"So What Is It That You Do?"
“So, what is it that you do?”
How many times have we all been asked that question?
And how do we respond?
“I’m a programmer for ABComputing” or, “I’m a clerk at bigboxmart,” or, “I’m a . . . [fill in the blank].”
In neo-classical economic theory, we are referred to as “human capital,” and “factors of production.” (I saw further evidence of this dehumanizing language while doing a stint in Dilbertland. My co-workers and I were referred to as “resources” - not even “human resources,” but simply “resources”).
Is that how we define ourselves? With a job title? A functionary in the workplace?
I did not grow up dreaming about spending my life “thinking outside the box, drinking from the fire hose, brain dumping, circling back, win-winning, getting on the same page, taking it offline, defining skill sets and leveraging our core competencies . . . blah, blah, blah.”
Where is the humanity?

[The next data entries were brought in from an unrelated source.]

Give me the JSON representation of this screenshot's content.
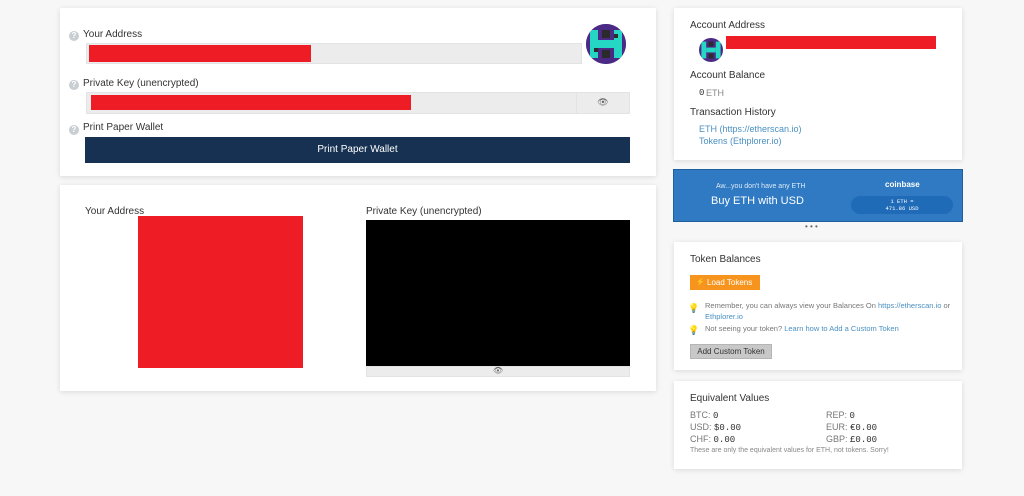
{
  "wallet": {
    "your_address_label": "Your Address",
    "private_key_label": "Private Key (unencrypted)",
    "print_label": "Print Paper Wallet",
    "print_button": "Print Paper Wallet",
    "help_glyph": "?",
    "eye_glyph": "👁"
  },
  "paper": {
    "your_address_label": "Your Address",
    "private_key_label": "Private Key (unencrypted)",
    "eye_glyph": "👁"
  },
  "account": {
    "address_label": "Account Address",
    "balance_label": "Account Balance",
    "balance_value": "0",
    "balance_unit": "ETH",
    "history_label": "Transaction History",
    "history_links": [
      "ETH (https://etherscan.io)",
      "Tokens (Ethplorer.io)"
    ]
  },
  "coinbase": {
    "tagline": "Aw...you don't have any ETH",
    "cta": "Buy ETH with USD",
    "brand": "coinbase",
    "rate_line1": "1 ETH =",
    "rate_line2": "471.86 USD",
    "dots": "• • •",
    "bg_color": "#2f7ac3"
  },
  "tokens": {
    "title": "Token Balances",
    "load_button": "Load Tokens",
    "load_icon": "⚡",
    "tip1_text": "Remember, you can always view your Balances On ",
    "tip1_link1": "https://etherscan.io",
    "tip1_or": " or",
    "tip1_link2": "Ethplorer.io",
    "tip2_text": "Not seeing your token? ",
    "tip2_link": "Learn how to Add a Custom Token",
    "add_custom_button": "Add Custom Token",
    "bulb_icon": "💡",
    "accent_color": "#f7941d"
  },
  "equivalent": {
    "title": "Equivalent Values",
    "rows": [
      {
        "k": "BTC:",
        "v": "0"
      },
      {
        "k": "USD:",
        "v": "$0.00"
      },
      {
        "k": "CHF:",
        "v": "0.00"
      },
      {
        "k": "REP:",
        "v": "0"
      },
      {
        "k": "EUR:",
        "v": "€0.00"
      },
      {
        "k": "GBP:",
        "v": "£0.00"
      }
    ],
    "note": "These are only the equivalent values for ETH, not tokens. Sorry!"
  }
}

Today, while watching a foot of new snow fall outside my window, I read “The Ecology of Work,” written by Curtis White for Orion Magazine. In it, the author writes, “We all have our place, our “job,” and it is an ever less human place. We are diligent, disciplined, and responsible, but because of these virtues we are also thoughtless.”
Mr. White does not go so far as to offer a comprehensive prescription for change, but he does suggest, “We need to insist on work that is not destructive, that deepens the worker, that encourages her creativity. Such a transformation requires a willingness to take a collective risk, a kind of risk very different from capitalist risk taking. The kind of risk I’m suggesting is no small matter. It means leaving a culture based on the idea of success as the accumulation of wealth-as-money. In its place we need a culture that understands success as life.”
What does that look like? I’m not sure. I suppose I’ll just keep looking.
After reading the article, I took a walk along my Lake Champlain backyard with Marion. We watched as the next wave of the storm poured down the Adirondacks and moved across the lake to where we stood. It’ll be a few more months before these waters warm again.
We turned and walked back up the path to Gypsy Rose and put the bread in the oven. I called my parents to see how they were faring through the storm. When the weather clears tomorrow, I’ll begin installing the new chimney and finally getting a fire burning in the wood stove. Maybe I’ll take a sled run down Mount Philo. I’ll continue the planning for my 2008 sea kayaking, rowing and sailing programs.
Come spring, I’ll anxiously await more of what I “do.” Just don’t ask me to sum it up in one concise phrase.